Hilton HHonors has released a change in the category structure for HHonors free night redemption using points and a restructured VIP Reward Table for January 15, 2010.
The positive change in the hotel VIP rewards is the opportunity to redeem for 4 and 5 night awards at a discount. This is a huge change and benefits many members who seldom had the opportunity to redeem hotel stays of 6 or more nights.
The HHonors VIP four night reward stay is a competitive advantage against Starwood and Marriott’s 5th night free awards. Currently, 4 night HHonors award stays are available at a 15,000 points discount to HHonors American Express card members as the AXON5 award for Category 5 hotels (125,000 points) and AXON6 award for Category 6 hotels (145,000 points).
VIP Rewards are available to all HHonors elite members (Silver VIP requires 4 stays in a calendar year.)
How does the 2010 HHonors VIP Redemption Chart compare to the Current HHonors VIP Rewards chart?
Currently, Category 5 hotels are 150,000 points for 6 nights and the VIP reward saves nearly 29% on the single night rate of 35,000 points. One issue with HHonors is there is currently no discount on points for stays of fewer than 6 nights unless you are an American Express card member eligible for AXON 4 night reward stays. And PointStretcher discount awards disappeared this summer.

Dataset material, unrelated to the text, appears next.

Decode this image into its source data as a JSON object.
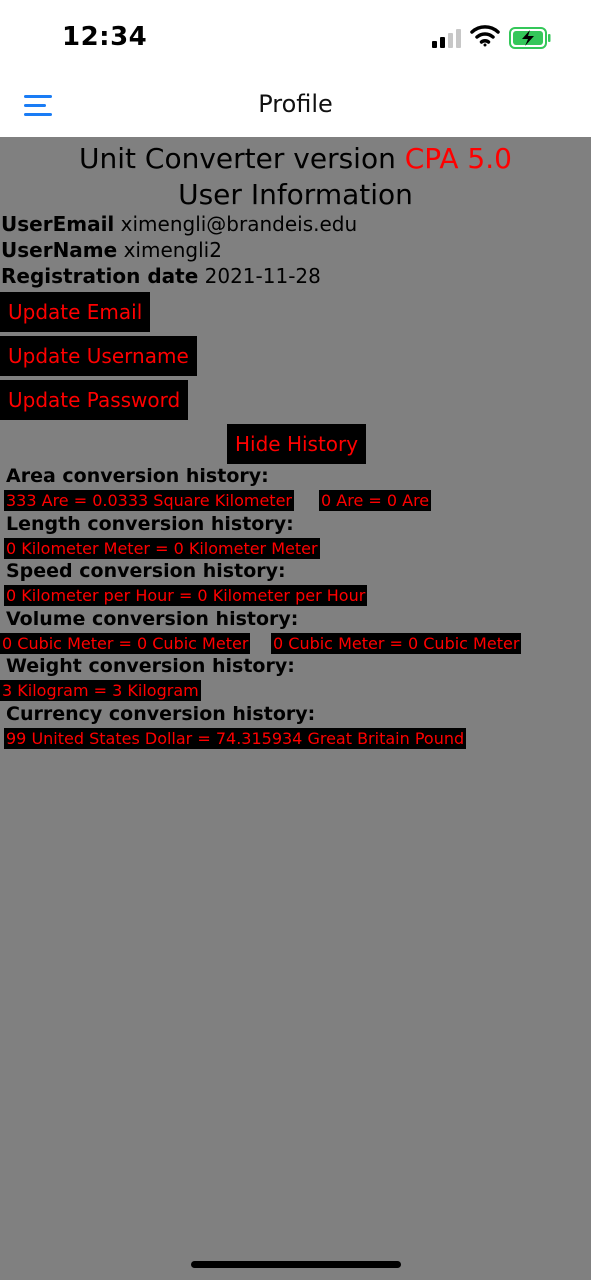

Marriott went the other way in 2009 with the 5th night free redemption change. Previously Marriott Rewards offered a discount on points per night for any multi-night stay beginning with a 2-night reward stay with increasing savings for up to a 40% discount for 7 night award stays. Now there is only a discount on points with a 5 night or longer stay. The cost increased for almost all hotel rewards booked with Marriott Rewards points in 2009. The changes reduced the potential value of many members’ points who favored Marriott hotel stays of 2 to 4 or 6 to 7 nights.
I created comparative graphs of the Hilton HHonors category distribution and Marriott Rewards distribution in October 2008. I was wrong in my prediction last year that Marriott Rewards would see a major category shift in 2009. I based my prediction on the higher proportion of HHonors hotels in higher categories compared to Marriott. Fortunately for consumers the Marriott category shift did not happen to create a double hit devaluing members’ points in 2009.
Hilton HHonors Rewards Chart (per night), current for October 13, 2009
There will be a category shift of some properties currently in Category 6 into the new Category 7 redemption.
What remains to be seen is how widespread is the shift from other lower categories to higher categories, e.g. how many Category 3 hotels will move to Category 4 and how many category 4 hotels will move up to Category 5?
This could be a small movement across the 3,200 properties with only a few luxury and really high-demand hotels shifting to the new category 7. Minor shuffling among the other redemption categories could leave most of the 3,200 Hilton brand hotels in their current 2009 category. Some hotels may even move down a redemption category.
On the other hand, the new Category 7 could be accompanied by a wide scale shift upwards in redemption hotel category among the 3,200 hotels, perhaps even involving 25% or more of the properties.
During the years from 2003 to 2007 there was a large shift of hotels upward that created a significant reduction in the overall proportion of hotels in the lower categories of HHonors. Currently, the lower HHonors redemption categories of Opportunity and category 1 are pretty vacant while the categories of 2 and 3 are stuffed.
The 2010 changes could see system-wide recategorization of the 3,200 hotels and may provide a major redistribution of hotels among the 7 hotel categories.
Unfortunately, I predict there will be a shift upwards for a large number of Category 2 and 3 hotels.